The scripting languages like Perl and Ruby are very well-known for expressing the data crunching task into one-liner. With their command line flags like -p, -e and default variable $_ with regular expression. The job just gets easier. I believe functional languages are also good at one-liner, since lambda-like structure are good in data transformation. Here is a few I would do with Haskell.
number each line of files
ghc -e "print . (zip [1..]) . lines =<< getContents" ghc -e "print . (filter (/= '\n')) =<< getContents"
ghc -e "print . length . lines =<< getContents"
print specific line
ghc -e "print . (filter (\x -> (fst x) == 1)) . (zip [1..]) . lines =<< getContents"
Regular expression is relatively painful in Haskell. In order to use it you have to add the modules you would like to load in evaluation mode first.

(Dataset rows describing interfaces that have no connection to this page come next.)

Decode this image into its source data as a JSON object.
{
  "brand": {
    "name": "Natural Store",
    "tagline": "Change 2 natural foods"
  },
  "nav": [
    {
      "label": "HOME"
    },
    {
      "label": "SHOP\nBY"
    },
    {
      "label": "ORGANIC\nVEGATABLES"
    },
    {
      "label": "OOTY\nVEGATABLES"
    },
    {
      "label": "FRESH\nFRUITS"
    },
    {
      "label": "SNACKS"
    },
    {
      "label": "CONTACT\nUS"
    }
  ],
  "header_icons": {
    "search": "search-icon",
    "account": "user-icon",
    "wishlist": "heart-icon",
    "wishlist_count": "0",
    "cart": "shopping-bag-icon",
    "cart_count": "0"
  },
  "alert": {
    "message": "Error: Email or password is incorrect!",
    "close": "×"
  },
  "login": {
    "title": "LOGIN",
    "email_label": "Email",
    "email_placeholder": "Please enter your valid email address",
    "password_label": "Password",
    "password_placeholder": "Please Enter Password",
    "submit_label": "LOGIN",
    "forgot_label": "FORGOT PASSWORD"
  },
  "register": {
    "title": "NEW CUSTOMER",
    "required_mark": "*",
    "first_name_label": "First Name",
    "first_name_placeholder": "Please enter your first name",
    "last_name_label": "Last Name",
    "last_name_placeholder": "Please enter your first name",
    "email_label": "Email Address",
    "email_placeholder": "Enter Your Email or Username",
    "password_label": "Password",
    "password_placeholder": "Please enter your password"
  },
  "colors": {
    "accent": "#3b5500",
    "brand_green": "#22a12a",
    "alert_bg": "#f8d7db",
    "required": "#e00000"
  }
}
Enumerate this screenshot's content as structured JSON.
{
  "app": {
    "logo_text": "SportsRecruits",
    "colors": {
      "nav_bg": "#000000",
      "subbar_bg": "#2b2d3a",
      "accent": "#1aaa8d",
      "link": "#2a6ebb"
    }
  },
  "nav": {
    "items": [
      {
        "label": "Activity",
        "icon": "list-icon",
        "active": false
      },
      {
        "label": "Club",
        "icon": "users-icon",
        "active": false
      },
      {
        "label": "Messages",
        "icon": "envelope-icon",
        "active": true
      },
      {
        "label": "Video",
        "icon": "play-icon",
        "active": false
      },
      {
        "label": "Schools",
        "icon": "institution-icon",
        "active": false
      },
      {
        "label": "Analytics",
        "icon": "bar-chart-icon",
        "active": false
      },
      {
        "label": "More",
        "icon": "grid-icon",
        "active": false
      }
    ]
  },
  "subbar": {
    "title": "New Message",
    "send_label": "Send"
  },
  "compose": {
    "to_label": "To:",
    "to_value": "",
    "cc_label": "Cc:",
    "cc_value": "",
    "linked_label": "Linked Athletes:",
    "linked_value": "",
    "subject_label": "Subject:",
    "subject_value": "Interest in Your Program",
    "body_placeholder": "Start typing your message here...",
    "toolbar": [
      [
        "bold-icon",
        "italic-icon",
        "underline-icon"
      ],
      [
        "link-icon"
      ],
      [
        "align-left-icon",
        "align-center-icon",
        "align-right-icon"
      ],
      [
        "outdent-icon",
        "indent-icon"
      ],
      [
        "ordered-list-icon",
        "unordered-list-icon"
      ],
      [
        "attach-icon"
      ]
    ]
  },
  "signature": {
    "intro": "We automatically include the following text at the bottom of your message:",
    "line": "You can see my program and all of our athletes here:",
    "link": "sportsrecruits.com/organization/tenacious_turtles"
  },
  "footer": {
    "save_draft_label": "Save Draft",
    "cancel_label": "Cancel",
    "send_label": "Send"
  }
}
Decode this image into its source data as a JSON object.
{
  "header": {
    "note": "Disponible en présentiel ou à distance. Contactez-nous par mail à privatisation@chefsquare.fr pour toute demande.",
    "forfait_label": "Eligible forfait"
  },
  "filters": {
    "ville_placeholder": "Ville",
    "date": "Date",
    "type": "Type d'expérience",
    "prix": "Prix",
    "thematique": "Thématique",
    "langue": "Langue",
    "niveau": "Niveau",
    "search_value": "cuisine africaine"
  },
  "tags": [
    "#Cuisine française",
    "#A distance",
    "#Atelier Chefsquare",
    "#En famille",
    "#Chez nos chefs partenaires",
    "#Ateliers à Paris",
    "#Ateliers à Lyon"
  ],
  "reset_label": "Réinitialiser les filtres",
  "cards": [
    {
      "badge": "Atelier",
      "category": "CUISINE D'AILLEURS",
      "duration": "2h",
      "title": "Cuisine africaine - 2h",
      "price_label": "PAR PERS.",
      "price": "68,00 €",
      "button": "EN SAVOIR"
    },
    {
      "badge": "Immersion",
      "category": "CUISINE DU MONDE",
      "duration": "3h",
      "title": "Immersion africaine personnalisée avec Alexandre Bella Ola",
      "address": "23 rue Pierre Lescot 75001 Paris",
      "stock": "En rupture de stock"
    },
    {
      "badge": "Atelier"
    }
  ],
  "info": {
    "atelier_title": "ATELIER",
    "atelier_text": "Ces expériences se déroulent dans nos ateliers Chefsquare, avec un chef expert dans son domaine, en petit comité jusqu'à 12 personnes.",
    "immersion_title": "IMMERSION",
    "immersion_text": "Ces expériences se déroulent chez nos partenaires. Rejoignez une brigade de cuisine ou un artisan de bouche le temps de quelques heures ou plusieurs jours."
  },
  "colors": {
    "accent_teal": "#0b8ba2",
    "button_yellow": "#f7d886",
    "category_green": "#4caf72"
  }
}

Then hit with POSIX regular expression syntax.
ghc -e 'print . (map (\s -> subRegex (mkRegex "^[[:space:]]+") s "")) . lines =<< getContents'
I would add more if I can think of others.